# PROMPT:
Check every line of the data below for the string "title", and copy the ones that hold it.

# RECORDS FOR THIS EXERCISE:
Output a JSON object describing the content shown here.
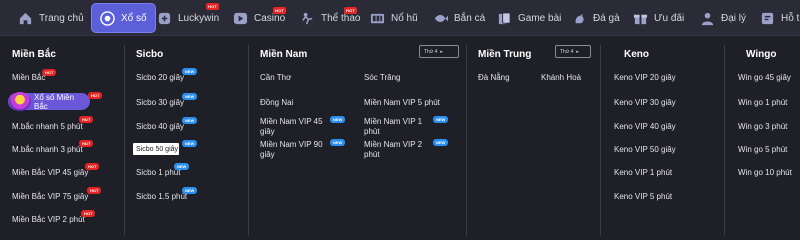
{
  "nav": {
    "home": "Trang chủ",
    "xoso": "Xổ số",
    "luckywin": "Luckywin",
    "casino": "Casino",
    "thethao": "Thể thao",
    "nohu": "Nổ hũ",
    "banca": "Bắn cá",
    "gamebai": "Game bài",
    "daga": "Đá gà",
    "uudai": "Ưu đãi",
    "daily": "Đại lý",
    "hotro": "Hỗ trợ"
  },
  "tags": {
    "hot": "HOT",
    "new": "NEW"
  },
  "mienbac": {
    "title": "Miền Bắc",
    "items": [
      "Miền Bắc",
      "Xổ số Miền Bắc",
      "M.bắc nhanh 5 phút",
      "M.bắc nhanh 3 phút",
      "Miền Bắc VIP 45 giây",
      "Miền Bắc VIP 75 giây",
      "Miền Bắc VIP 2 phút"
    ]
  },
  "sicbo": {
    "title": "Sicbo",
    "items": [
      "Sicbo 20 giây",
      "Sicbo 30 giây",
      "Sicbo 40 giây",
      "Sicbo 50 giây",
      "Sicbo 1 phút",
      "Sicbo 1.5 phút"
    ]
  },
  "miennam": {
    "title": "Miền Nam",
    "day": "Thứ 4",
    "left": [
      "Cần Thơ",
      "Đồng Nai",
      "Miền Nam VIP 45 giây",
      "Miền Nam VIP 90 giây"
    ],
    "right": [
      "Sóc Trăng",
      "Miền Nam VIP 5 phút",
      "Miền Nam VIP 1 phút",
      "Miền Nam VIP 2 phút"
    ]
  },
  "mientrung": {
    "title": "Miền Trung",
    "day": "Thứ 4",
    "items": [
      "Đà Nẵng",
      "Khánh Hoà"
    ]
  },
  "keno": {
    "title": "Keno",
    "items": [
      "Keno VIP 20 giây",
      "Keno VIP 30 giây",
      "Keno VIP 40 giây",
      "Keno VIP 50 giây",
      "Keno VIP 1 phút",
      "Keno VIP 5 phút"
    ]
  },
  "wingo": {
    "title": "Wingo",
    "items": [
      "Win go 45 giây",
      "Win go 1 phút",
      "Win go 3 phút",
      "Win go 5 phút",
      "Win go 10 phút"
    ]
  },
  "tooltip": "Sicbo 50 giây",
  "colors": {
    "accent": "#5b5fd8",
    "hot": "#e52424",
    "new": "#2b8ef1",
    "bg": "#1f1f27",
    "nav_bg": "#2a2b36"
  }
}
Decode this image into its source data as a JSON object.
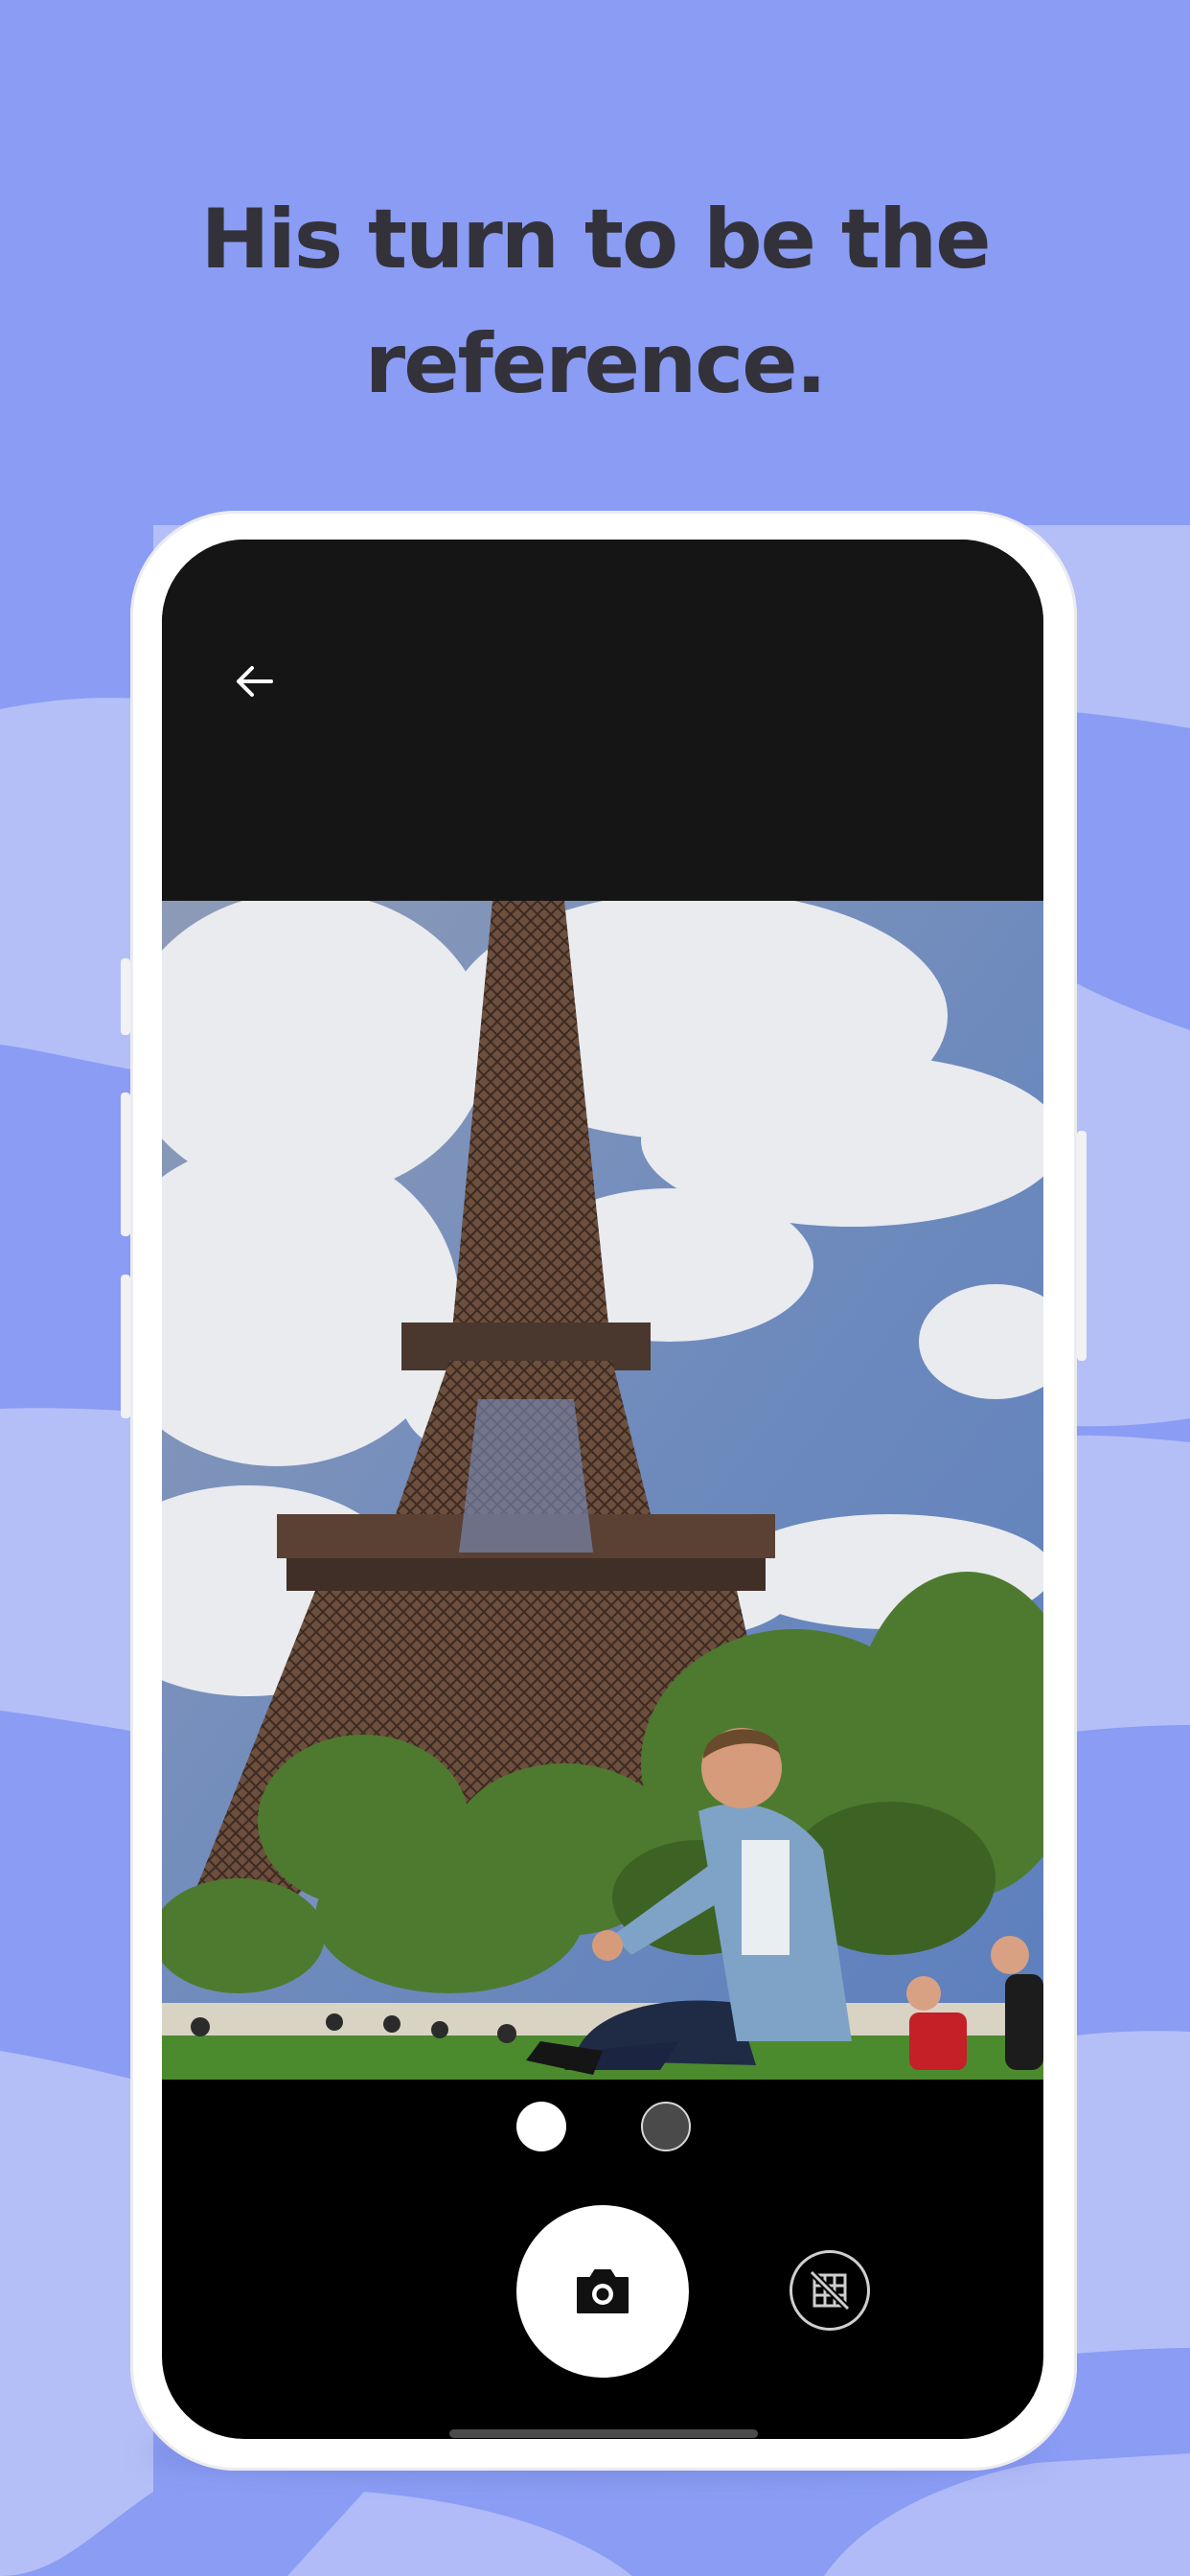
{
  "headline": {
    "line1": "His turn to be the",
    "line2": "reference."
  },
  "colors": {
    "background": "#8a9cf4",
    "pattern_light": "#b4bff7",
    "headline_text": "#33323a",
    "phone_frame": "#ffffff",
    "camera_bar": "#151515"
  },
  "camera": {
    "back_icon": "arrow-left-icon",
    "photo": "eiffel-tower-man-sitting-on-grass",
    "pager": {
      "pages": 2,
      "active_index": 0
    },
    "shutter_icon": "camera-icon",
    "grid_toggle_icon": "grid-off-icon"
  }
}
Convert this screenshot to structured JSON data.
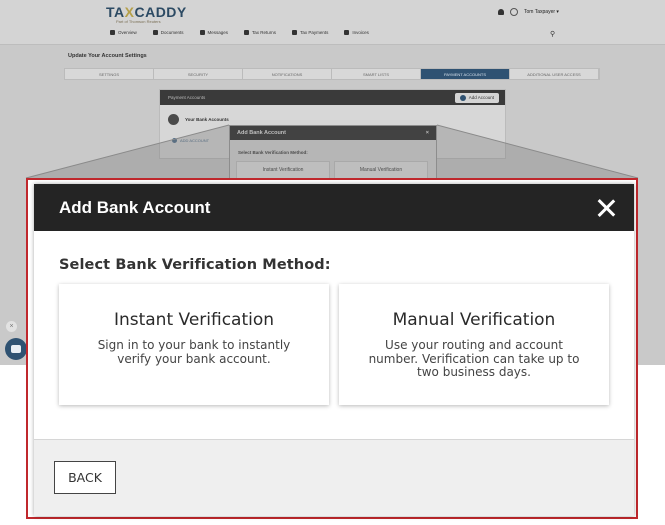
{
  "header": {
    "logo_main_pre": "TA",
    "logo_main_x": "X",
    "logo_main_post": "CADDY",
    "logo_sub": "Part of Thomson Reuters",
    "user_name": "Tom Taxpayer ▾"
  },
  "nav": {
    "items": [
      {
        "label": "Overview",
        "icon": "home-icon"
      },
      {
        "label": "Documents",
        "icon": "documents-icon"
      },
      {
        "label": "Messages",
        "icon": "messages-icon"
      },
      {
        "label": "Tax Returns",
        "icon": "tax-returns-icon"
      },
      {
        "label": "Tax Payments",
        "icon": "tax-payments-icon"
      },
      {
        "label": "Invoices",
        "icon": "invoices-icon"
      }
    ],
    "search_icon": "search-icon"
  },
  "settings": {
    "title": "Update Your Account Settings",
    "tabs": [
      {
        "label": "Settings",
        "active": false
      },
      {
        "label": "Security",
        "active": false
      },
      {
        "label": "Notifications",
        "active": false
      },
      {
        "label": "Smart Lists",
        "active": false
      },
      {
        "label": "Payment Accounts",
        "active": true
      },
      {
        "label": "Additional User Access",
        "active": false
      }
    ]
  },
  "payment_card": {
    "header": "Payment Accounts",
    "add_button": "Add Account",
    "bank_label": "Your Bank Accounts",
    "add_link": "ADD ACCOUNT"
  },
  "mini_modal": {
    "title": "Add Bank Account",
    "question": "Select Bank Verification Method:",
    "option_instant": "Instant Verification",
    "option_manual": "Manual Verification",
    "close": "×"
  },
  "modal": {
    "title": "Add Bank Account",
    "question": "Select Bank Verification Method:",
    "options": [
      {
        "title": "Instant Verification",
        "description": "Sign in to your bank to instantly verify your bank account."
      },
      {
        "title": "Manual Verification",
        "description": "Use your routing and account number. Verification can take up to two business days."
      }
    ],
    "back_button": "BACK"
  },
  "colors": {
    "modal_header": "#242424",
    "highlight_border": "#c0282d",
    "brand_navy": "#2f5272",
    "brand_gold": "#b5a04a"
  }
}
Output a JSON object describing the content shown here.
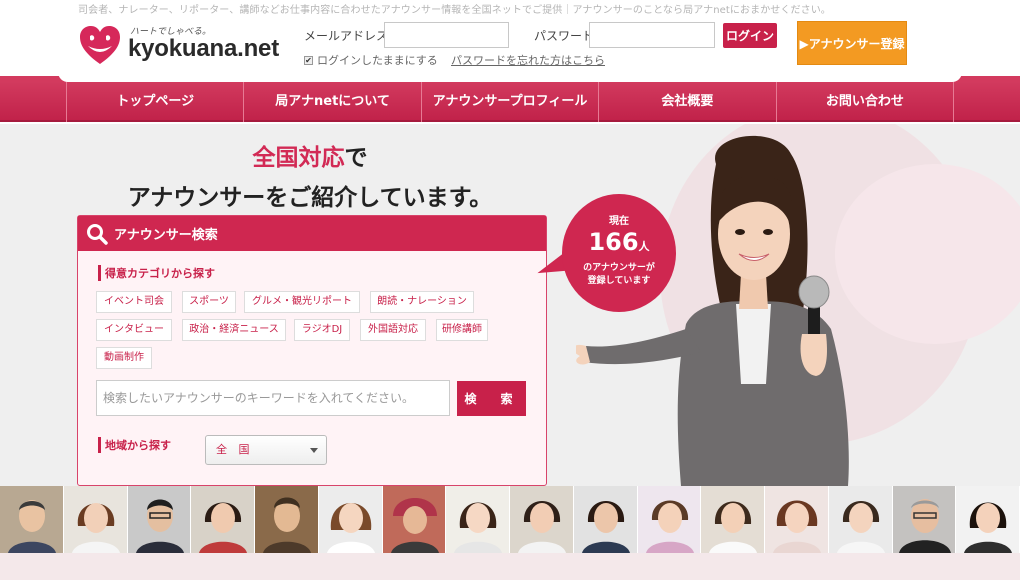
{
  "header": {
    "tagline": "司会者、ナレーター、リポーター、講師などお仕事内容に合わせたアナウンサー情報を全国ネットでご提供｜アナウンサーのことなら局アナnetにおまかせください。",
    "logo_sub": "ハートでしゃべる。",
    "logo_text": "kyokuana.net",
    "email_label": "メールアドレス",
    "password_label": "パスワード",
    "login_button": "ログイン",
    "remember_label": "ログインしたままにする",
    "forgot_link": "パスワードを忘れた方はこちら",
    "register_button": "▶アナウンサー登録"
  },
  "nav": {
    "items": [
      {
        "label": "トップページ"
      },
      {
        "label": "局アナnetについて"
      },
      {
        "label": "アナウンサープロフィール"
      },
      {
        "label": "会社概要"
      },
      {
        "label": "お問い合わせ"
      }
    ]
  },
  "hero": {
    "headline_accent": "全国対応",
    "headline_suffix": "で",
    "headline_line2": "アナウンサーをご紹介しています。"
  },
  "search": {
    "title": "アナウンサー検索",
    "category_label": "得意カテゴリから探す",
    "categories": [
      "イベント司会",
      "スポーツ",
      "グルメ・観光リポート",
      "朗読・ナレーション",
      "インタビュー",
      "政治・経済ニュース",
      "ラジオDJ",
      "外国語対応",
      "研修講師",
      "動画制作"
    ],
    "keyword_placeholder": "検索したいアナウンサーのキーワードを入れてください。",
    "search_button": "検　索",
    "region_label": "地域から探す",
    "region_selected": "全 国"
  },
  "bubble": {
    "line1": "現在",
    "count": "166",
    "unit": "人",
    "line3": "のアナウンサーが",
    "line4": "登録しています"
  },
  "colors": {
    "brand": "#cf2750",
    "orange": "#f39a22",
    "hero_bg": "#efefef"
  },
  "photo_strip_count": 16
}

# SOLUTION TO THIS EXERCISE:
    "title": "Miền Bắc",
    "title": "Sicbo",
    "title": "Miền Nam",
    "title": "Miền Trung",
    "title": "Keno",
    "title": "Wingo",
    "title": "Update Your Account Settings",
    "title": "Add Bank Account",
    "title": "Add Bank Account",
        "title": "Instant Verification",
        "title": "Manual Verification",
    "title": "アナウンサー検索",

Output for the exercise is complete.